• vivirae

Liquid Dish, Hand, & Laundry Soap

Updated: Feb 16

As mentioned in my last post, many of the current home care products on the market are packaged in plastic and full of unhealthy ingredients (that are transferred to our skin, the largest organ of the human body, as well as the waters and environment of our mother earth). From the bar soap in my last post, I've also made dish, laundry, and hand soaps easily and with clean ingredients and plastic free!


1. To cut down on plastic, some people use bar soap to wash their dishes, and that works just fine! But if you'd like to make a liquid dish soap, it's quite simple. First, I bought a stainless steel bottle w/pump that I can re-use. Recipe as follows: In a medium saucepan (ideally w/pour spout), grate a few Tablespoons of palm oil free castile bar soap, and add to a couple cups of hot water and dissolve. Then add a few Tablespoons of washing soda, and dissolve. I heat over stove, so the soap particles all melt. Over the course of the day, this mixture will gel, so keep wisking every few hours, or use an immersion blender to even the consistency, add water if needed, then pour into pump. I still usually have to shake before I use, but that's fine with me!

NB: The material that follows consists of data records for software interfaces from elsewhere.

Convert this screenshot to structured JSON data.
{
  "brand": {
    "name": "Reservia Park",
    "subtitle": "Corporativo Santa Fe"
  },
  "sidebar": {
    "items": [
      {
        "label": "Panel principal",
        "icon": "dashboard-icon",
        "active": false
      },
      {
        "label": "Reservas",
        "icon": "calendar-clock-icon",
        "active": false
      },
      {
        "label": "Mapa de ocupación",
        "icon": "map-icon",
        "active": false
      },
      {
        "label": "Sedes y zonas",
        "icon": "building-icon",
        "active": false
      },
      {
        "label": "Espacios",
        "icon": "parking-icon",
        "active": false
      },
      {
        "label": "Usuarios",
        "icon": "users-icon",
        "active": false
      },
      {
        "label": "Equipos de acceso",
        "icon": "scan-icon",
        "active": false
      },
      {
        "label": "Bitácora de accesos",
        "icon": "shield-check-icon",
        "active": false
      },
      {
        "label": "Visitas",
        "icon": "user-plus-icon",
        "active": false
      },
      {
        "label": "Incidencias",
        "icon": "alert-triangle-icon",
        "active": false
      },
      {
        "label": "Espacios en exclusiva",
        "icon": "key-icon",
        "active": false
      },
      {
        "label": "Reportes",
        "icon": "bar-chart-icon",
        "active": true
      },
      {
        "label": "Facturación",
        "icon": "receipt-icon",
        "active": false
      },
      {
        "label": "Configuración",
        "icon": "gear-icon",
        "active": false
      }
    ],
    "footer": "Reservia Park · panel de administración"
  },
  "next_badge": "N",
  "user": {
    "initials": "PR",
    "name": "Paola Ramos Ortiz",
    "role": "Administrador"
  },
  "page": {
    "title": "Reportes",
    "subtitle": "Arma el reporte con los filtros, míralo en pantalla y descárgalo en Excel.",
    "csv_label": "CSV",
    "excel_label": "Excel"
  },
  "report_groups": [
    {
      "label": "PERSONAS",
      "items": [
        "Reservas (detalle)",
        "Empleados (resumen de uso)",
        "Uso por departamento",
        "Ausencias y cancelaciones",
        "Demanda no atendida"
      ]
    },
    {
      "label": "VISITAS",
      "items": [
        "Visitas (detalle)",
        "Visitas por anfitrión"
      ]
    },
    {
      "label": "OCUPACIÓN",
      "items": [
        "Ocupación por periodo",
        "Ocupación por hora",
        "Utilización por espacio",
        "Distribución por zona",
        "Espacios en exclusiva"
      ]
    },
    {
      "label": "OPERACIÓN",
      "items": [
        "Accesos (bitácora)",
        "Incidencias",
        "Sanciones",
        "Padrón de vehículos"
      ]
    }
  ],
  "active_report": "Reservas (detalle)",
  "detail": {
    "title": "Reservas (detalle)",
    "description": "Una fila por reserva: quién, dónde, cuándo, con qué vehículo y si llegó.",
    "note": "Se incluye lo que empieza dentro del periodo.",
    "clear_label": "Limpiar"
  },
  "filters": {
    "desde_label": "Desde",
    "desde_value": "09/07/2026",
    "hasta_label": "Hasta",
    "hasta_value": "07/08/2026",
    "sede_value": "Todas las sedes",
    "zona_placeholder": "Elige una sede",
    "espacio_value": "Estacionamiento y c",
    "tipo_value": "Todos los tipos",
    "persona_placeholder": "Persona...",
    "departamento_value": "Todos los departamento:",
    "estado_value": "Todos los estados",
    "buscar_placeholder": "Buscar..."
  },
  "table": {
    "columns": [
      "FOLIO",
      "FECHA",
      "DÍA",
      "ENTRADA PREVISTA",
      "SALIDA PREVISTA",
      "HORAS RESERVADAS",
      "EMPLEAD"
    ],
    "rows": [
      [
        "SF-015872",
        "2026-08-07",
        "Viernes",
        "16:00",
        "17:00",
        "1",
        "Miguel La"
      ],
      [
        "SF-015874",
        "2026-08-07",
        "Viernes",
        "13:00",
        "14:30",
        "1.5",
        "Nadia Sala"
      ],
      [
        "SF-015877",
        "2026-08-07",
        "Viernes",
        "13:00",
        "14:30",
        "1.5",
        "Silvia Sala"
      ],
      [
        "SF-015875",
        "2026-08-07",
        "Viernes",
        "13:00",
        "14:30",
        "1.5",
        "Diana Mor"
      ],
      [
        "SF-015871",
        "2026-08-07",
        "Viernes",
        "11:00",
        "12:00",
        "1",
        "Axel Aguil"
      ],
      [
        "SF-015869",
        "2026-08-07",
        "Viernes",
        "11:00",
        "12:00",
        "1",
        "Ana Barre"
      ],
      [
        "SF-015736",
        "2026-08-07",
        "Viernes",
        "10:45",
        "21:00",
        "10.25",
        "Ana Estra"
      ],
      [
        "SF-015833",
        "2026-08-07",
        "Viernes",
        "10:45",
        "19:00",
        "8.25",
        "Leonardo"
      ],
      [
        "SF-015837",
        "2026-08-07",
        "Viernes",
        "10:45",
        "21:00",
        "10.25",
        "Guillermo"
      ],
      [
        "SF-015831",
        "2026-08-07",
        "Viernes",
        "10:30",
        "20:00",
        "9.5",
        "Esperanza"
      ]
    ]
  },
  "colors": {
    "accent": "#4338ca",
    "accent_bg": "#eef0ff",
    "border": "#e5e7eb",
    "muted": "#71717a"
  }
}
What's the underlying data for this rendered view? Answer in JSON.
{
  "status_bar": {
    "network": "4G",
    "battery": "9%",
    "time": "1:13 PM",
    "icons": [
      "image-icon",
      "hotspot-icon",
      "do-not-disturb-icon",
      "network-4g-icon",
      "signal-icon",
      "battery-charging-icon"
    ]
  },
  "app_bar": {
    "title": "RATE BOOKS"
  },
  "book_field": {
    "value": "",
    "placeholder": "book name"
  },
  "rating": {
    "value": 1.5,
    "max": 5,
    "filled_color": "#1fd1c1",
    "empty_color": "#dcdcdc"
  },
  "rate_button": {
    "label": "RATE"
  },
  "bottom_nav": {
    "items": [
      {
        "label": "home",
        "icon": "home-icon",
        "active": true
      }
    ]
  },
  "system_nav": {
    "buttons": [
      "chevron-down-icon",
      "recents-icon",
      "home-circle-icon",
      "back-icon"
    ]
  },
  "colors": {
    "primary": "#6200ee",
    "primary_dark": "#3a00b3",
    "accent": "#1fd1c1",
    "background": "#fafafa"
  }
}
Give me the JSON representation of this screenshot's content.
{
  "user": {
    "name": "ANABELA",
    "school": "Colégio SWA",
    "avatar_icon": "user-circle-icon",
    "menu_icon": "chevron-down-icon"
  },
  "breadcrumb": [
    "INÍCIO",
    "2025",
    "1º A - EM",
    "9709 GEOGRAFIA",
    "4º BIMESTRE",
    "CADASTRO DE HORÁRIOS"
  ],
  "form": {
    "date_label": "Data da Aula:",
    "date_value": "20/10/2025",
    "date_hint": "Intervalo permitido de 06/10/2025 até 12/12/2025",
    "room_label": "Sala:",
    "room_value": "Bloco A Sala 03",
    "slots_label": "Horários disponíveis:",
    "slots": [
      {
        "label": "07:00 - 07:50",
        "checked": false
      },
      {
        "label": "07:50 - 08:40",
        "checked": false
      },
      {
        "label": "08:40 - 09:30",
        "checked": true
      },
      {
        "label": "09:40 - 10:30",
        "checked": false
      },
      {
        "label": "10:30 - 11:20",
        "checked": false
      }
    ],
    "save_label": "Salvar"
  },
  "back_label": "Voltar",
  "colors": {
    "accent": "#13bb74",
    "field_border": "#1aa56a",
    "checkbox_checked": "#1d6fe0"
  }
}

I base my recipe on Zero Waste Liquid Dish Soap Recipe, which actually uses baking soda, but washing soda is stronger. As described in the link, this soap works best if dishes are rinsed first and soap is added directly to sponge/cloth, then to the dish.


2. For liquid hand soap, I follow the above dish soap recipe, but leave out the washing soda, and add a few drops of cleansing essential oil, like tea tree. With my own bodywork and consulting practice, liquid hand soap makes more sense than bar soap for myself and clients.


3. For laundry soap, I follow the above dish soap recipe, but I dissolve about 1/2 a bar of grated soap in hot water in a large mason jar, then add 1 cup of washing soda, 1/2 cup salt, and 1/2 cup borax, and add hot water to mix. I shake this throughout the day and later use an immersion blender to even the consistency. Then use about 2 Tablespoons per load of wash. I use hot water for the first cycle so that the soap is sure to dissolve and then add a tablespoon of vinegar in the rinse cycle to soften laundry and clear any soap residue that may be left.

Through research, I found that some people keep this as a powder and have fine results. However, it seemed to be controversial whether some peoples' hot cycle is actually hot enough to dissolve the powder version completely, which led to residue. Also, if people have hard water (which it seems most do), then it's even more important to make sure soap is fully dissolved and rinsed out as the high mineral content of hard water attaches to any residue and makes for some funky clothes. So, I just use my liquid gel version, and am amazed at how clean my laundry is!

I based this on a post on Nature's Nuture blog, where a chemist commented with her tried and true laundry detergent recipe: 40% washing soda, 32% salt, and 28% borax. Apparently the combination and reaction is just perfect for resulting in the cleanest clothes! (I just add a bit of my lovely grated bar soap, because I think it softens the clothes, but it may be unnecessary).

For people who don't feel they have time to make their own laundry soap, I've been curious about Stoneworks laundry pods, which I've seen in the grocery packaged in a paper bag. Maybe that's a good plastic free earth friendly version as well?






Vivian Rae Wellness, Bar Harbor, ME 04609

Contact, vivianraewellness@gmail.com, 207-619-3601

Photo Credits: Matt Haviland, Devin Altobello

  • vivianraelambertlmt